Starting with the first line, output the data exactly through to the end.

START Extracted data

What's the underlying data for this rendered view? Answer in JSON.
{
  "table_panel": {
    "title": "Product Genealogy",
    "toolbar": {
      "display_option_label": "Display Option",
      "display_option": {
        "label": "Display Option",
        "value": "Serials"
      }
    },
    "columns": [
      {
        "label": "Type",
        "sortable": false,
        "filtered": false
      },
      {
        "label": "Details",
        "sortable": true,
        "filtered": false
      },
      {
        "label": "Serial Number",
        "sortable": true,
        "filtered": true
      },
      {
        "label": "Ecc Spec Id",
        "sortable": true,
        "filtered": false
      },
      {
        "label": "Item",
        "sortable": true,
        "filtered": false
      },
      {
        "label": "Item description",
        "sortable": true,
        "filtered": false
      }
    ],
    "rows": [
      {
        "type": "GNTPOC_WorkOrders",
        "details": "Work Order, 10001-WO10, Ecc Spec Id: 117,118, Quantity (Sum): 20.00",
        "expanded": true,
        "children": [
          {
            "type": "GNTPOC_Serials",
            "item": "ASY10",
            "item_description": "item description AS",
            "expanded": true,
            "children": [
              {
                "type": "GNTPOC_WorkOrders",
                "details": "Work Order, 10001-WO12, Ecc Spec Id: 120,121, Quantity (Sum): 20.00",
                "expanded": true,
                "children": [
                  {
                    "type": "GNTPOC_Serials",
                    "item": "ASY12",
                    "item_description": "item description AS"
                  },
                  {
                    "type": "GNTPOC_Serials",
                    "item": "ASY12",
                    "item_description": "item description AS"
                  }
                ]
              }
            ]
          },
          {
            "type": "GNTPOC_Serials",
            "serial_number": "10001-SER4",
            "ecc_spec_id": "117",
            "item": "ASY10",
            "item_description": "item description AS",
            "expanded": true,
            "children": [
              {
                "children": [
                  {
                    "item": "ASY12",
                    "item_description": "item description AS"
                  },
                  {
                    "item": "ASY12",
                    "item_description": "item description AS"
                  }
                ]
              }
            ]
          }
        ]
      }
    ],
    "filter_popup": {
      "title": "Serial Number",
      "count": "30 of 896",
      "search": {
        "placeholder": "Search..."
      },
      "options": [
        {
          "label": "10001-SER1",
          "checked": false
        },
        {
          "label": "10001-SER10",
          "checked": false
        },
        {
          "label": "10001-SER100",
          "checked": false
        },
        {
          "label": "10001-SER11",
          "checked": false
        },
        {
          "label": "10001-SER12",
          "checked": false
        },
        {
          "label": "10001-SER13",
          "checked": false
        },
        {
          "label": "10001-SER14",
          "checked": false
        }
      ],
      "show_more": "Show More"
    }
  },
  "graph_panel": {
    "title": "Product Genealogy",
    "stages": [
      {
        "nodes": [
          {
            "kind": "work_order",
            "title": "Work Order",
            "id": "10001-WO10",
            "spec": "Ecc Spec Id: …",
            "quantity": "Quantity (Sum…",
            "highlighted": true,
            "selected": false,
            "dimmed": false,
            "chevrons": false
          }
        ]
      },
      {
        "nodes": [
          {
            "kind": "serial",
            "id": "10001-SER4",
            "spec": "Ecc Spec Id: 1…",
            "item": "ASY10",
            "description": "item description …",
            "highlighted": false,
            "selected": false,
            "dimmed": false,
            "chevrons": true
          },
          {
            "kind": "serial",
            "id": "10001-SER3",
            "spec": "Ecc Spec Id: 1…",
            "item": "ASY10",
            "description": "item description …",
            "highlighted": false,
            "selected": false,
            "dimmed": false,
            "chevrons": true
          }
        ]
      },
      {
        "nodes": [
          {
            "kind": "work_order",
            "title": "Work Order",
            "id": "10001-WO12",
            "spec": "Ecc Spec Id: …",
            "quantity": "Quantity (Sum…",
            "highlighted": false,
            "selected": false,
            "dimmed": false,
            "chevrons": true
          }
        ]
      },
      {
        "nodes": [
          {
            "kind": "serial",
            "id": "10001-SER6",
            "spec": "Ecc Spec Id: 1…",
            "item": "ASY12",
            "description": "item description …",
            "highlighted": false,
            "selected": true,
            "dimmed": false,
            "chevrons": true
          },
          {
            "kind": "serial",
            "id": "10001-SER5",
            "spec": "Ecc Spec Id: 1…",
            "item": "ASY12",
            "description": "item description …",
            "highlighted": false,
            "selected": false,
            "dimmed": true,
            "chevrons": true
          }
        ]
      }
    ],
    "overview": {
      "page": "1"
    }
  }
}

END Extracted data

* Solved exercise *
What's the underlying data for this rendered view? Answer in JSON.
{
  "table_panel": {
    "title": "Product Genealogy",
    "toolbar": {
      "display_option_label": "Display Option",
      "display_option": {
        "label": "Display Option",
        "value": "Serials"
      }
    },
    "columns": [
      {
        "label": "Type",
        "sortable": false,
        "filtered": false
      },
      {
        "label": "Details",
        "sortable": true,
        "filtered": false
      },
      {
        "label": "Serial Number",
        "sortable": true,
        "filtered": true
      },
      {
        "label": "Ecc Spec Id",
        "sortable": true,
        "filtered": false
      },
      {
        "label": "Item",
        "sortable": true,
        "filtered": false
      },
      {
        "label": "Item description",
        "sortable": true,
        "filtered": false
      }
    ],
    "rows": [
      {
        "type": "GNTPOC_WorkOrders",
        "details": "Work Order, 10001-WO10, Ecc Spec Id: 117,118, Quantity (Sum): 20.00",
        "expanded": true,
        "children": [
          {
            "type": "GNTPOC_Serials",
            "item": "ASY10",
            "item_description": "item description AS",
            "expanded": true,
            "children": [
              {
                "type": "GNTPOC_WorkOrders",
                "details": "Work Order, 10001-WO12, Ecc Spec Id: 120,121, Quantity (Sum): 20.00",
                "expanded": true,
                "children": [
                  {
                    "type": "GNTPOC_Serials",
                    "item": "ASY12",
                    "item_description": "item description AS"
                  },
                  {
                    "type": "GNTPOC_Serials",
                    "item": "ASY12",
                    "item_description": "item description AS"
                  }
                ]
              }
            ]
          },
          {
            "type": "GNTPOC_Serials",
            "serial_number": "10001-SER4",
            "ecc_spec_id": "117",
            "item": "ASY10",
            "item_description": "item description AS",
            "expanded": true,
            "children": [
              {
                "children": [
                  {
                    "item": "ASY12",
                    "item_description": "item description AS"
                  },
                  {
                    "item": "ASY12",
                    "item_description": "item description AS"
                  }
                ]
              }
            ]
          }
        ]
      }
    ],
    "filter_popup": {
      "title": "Serial Number",
      "count": "30 of 896",
      "search": {
        "placeholder": "Search..."
      },
      "options": [
        {
          "label": "10001-SER1",
          "checked": false
        },
        {
          "label": "10001-SER10",
          "checked": false
        },
        {
          "label": "10001-SER100",
          "checked": false
        },
        {
          "label": "10001-SER11",
          "checked": false
        },
        {
          "label": "10001-SER12",
          "checked": false
        },
        {
          "label": "10001-SER13",
          "checked": false
        },
        {
          "label": "10001-SER14",
          "checked": false
        }
      ],
      "show_more": "Show More"
    }
  },
  "graph_panel": {
    "title": "Product Genealogy",
    "stages": [
      {
        "nodes": [
          {
            "kind": "work_order",
            "title": "Work Order",
            "id": "10001-WO10",
            "spec": "Ecc Spec Id: …",
            "quantity": "Quantity (Sum…",
            "highlighted": true,
            "selected": false,
            "dimmed": false,
            "chevrons": false
          }
        ]
      },
      {
        "nodes": [
          {
            "kind": "serial",
            "id": "10001-SER4",
            "spec": "Ecc Spec Id: 1…",
            "item": "ASY10",
            "description": "item description …",
            "highlighted": false,
            "selected": false,
            "dimmed": false,
            "chevrons": true
          },
          {
            "kind": "serial",
            "id": "10001-SER3",
            "spec": "Ecc Spec Id: 1…",
            "item": "ASY10",
            "description": "item description …",
            "highlighted": false,
            "selected": false,
            "dimmed": false,
            "chevrons": true
          }
        ]
      },
      {
        "nodes": [
          {
            "kind": "work_order",
            "title": "Work Order",
            "id": "10001-WO12",
            "spec": "Ecc Spec Id: …",
            "quantity": "Quantity (Sum…",
            "highlighted": false,
            "selected": false,
            "dimmed": false,
            "chevrons": true
          }
        ]
      },
      {
        "nodes": [
          {
            "kind": "serial",
            "id": "10001-SER6",
            "spec": "Ecc Spec Id: 1…",
            "item": "ASY12",
            "description": "item description …",
            "highlighted": false,
            "selected": true,
            "dimmed": false,
            "chevrons": true
          },
          {
            "kind": "serial",
            "id": "10001-SER5",
            "spec": "Ecc Spec Id: 1…",
            "item": "ASY12",
            "description": "item description …",
            "highlighted": false,
            "selected": false,
            "dimmed": true,
            "chevrons": true
          }
        ]
      }
    ],
    "overview": {
      "page": "1"
    }
  }
}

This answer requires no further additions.